_Work required_
Below are some entries. Copy each line that holds the string "occurred".

================================

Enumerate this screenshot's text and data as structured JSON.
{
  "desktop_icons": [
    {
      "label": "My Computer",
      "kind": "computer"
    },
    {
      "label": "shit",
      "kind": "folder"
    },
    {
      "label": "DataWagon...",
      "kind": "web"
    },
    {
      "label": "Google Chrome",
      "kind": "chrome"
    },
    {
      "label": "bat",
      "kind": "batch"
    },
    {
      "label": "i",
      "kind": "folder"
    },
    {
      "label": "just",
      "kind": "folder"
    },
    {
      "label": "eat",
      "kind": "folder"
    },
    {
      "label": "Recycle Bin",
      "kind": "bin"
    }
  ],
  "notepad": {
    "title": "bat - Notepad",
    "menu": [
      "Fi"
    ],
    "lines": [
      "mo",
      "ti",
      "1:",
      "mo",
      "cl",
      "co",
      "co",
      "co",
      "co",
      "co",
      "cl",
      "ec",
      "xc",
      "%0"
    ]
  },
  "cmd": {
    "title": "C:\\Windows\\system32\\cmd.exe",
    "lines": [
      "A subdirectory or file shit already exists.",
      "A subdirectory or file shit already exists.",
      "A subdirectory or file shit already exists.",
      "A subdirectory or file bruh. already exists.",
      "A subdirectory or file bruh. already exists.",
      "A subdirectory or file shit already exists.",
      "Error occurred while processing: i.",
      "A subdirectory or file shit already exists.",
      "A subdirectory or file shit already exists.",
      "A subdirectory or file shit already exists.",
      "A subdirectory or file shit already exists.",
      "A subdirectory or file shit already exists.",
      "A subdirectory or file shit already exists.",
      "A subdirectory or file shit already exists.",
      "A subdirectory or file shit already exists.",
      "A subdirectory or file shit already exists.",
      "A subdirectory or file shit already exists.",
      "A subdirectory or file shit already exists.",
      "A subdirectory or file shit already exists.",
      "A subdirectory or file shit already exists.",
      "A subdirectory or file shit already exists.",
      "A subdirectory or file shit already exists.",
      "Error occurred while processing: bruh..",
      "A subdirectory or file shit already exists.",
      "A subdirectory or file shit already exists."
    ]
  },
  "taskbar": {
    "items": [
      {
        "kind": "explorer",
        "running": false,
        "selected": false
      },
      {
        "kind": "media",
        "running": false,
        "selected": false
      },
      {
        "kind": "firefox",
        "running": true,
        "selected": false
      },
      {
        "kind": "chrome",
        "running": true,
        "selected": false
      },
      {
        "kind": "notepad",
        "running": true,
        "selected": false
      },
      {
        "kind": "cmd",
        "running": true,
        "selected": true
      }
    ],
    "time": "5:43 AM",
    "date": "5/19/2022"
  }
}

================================

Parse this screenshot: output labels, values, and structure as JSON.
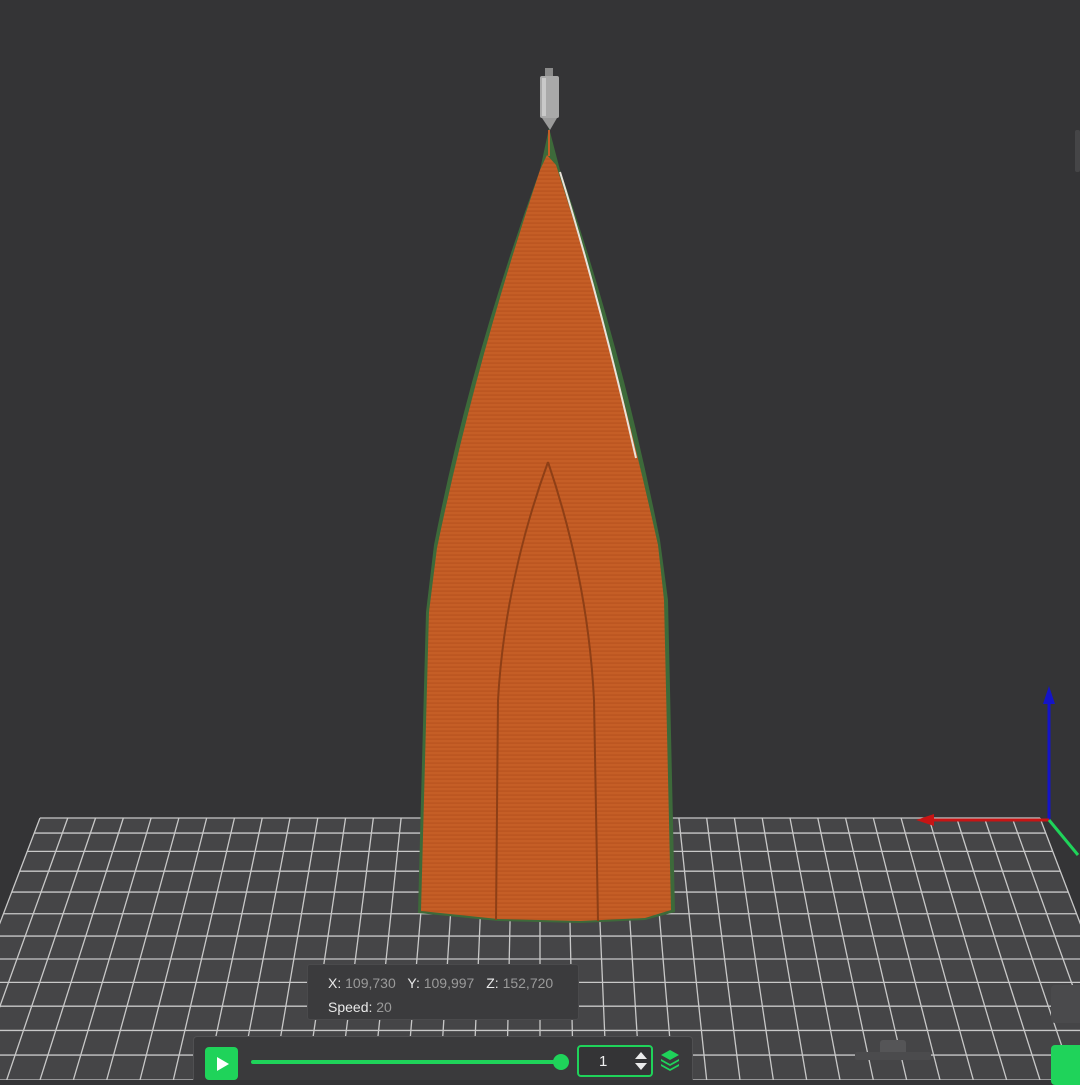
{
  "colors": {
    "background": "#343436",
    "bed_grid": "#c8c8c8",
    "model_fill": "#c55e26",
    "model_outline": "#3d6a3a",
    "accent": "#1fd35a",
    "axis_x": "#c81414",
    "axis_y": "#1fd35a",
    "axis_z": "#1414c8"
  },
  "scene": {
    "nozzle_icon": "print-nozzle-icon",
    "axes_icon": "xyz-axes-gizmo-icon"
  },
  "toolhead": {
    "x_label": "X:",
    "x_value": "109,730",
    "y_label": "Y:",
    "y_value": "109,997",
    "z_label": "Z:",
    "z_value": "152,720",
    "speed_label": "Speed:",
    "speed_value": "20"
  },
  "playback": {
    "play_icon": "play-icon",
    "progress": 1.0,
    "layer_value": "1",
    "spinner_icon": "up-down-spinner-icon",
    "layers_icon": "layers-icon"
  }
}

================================

_Result for this task_
      "Error occurred while processing: i.",
      "Error occurred while processing: bruh..",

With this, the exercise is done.